Material provided START

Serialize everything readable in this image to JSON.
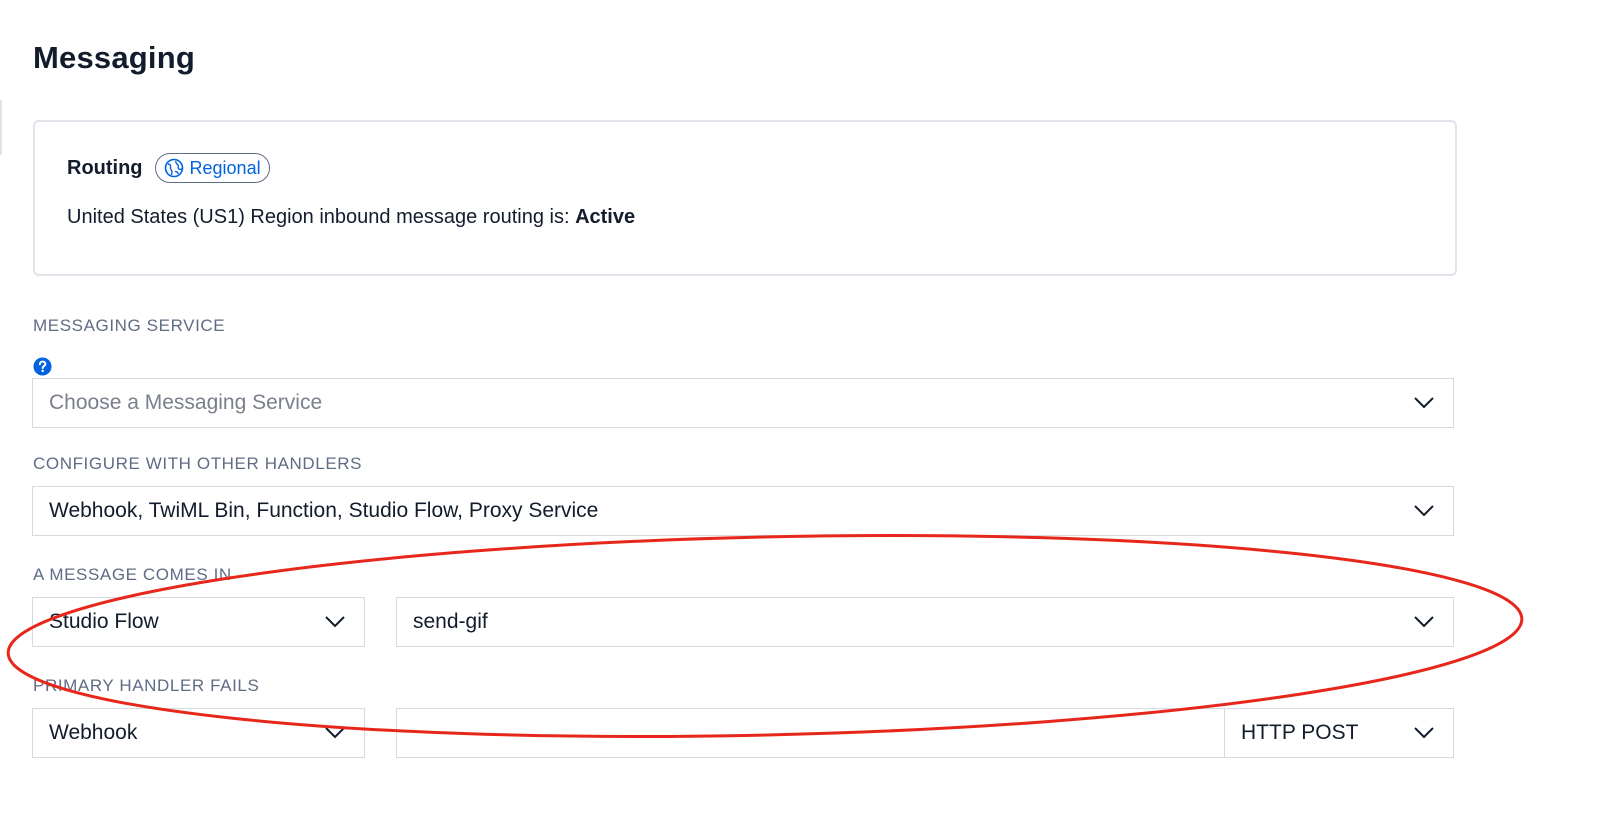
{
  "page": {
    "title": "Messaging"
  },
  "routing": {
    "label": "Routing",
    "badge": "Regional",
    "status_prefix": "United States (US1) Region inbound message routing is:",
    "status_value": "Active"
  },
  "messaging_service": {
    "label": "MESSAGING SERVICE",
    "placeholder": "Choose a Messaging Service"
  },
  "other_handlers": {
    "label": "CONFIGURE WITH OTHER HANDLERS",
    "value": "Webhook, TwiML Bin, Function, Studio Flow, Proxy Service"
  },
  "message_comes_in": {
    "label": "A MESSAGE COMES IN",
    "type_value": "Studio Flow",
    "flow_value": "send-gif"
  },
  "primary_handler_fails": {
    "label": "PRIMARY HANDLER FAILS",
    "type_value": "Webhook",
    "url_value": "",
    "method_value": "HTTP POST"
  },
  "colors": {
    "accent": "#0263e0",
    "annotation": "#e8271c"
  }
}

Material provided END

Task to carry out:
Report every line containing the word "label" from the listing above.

Exercise response:
    "label": "Routing",
    "label": "MESSAGING SERVICE",
    "label": "CONFIGURE WITH OTHER HANDLERS",
    "label": "A MESSAGE COMES IN",
    "label": "PRIMARY HANDLER FAILS",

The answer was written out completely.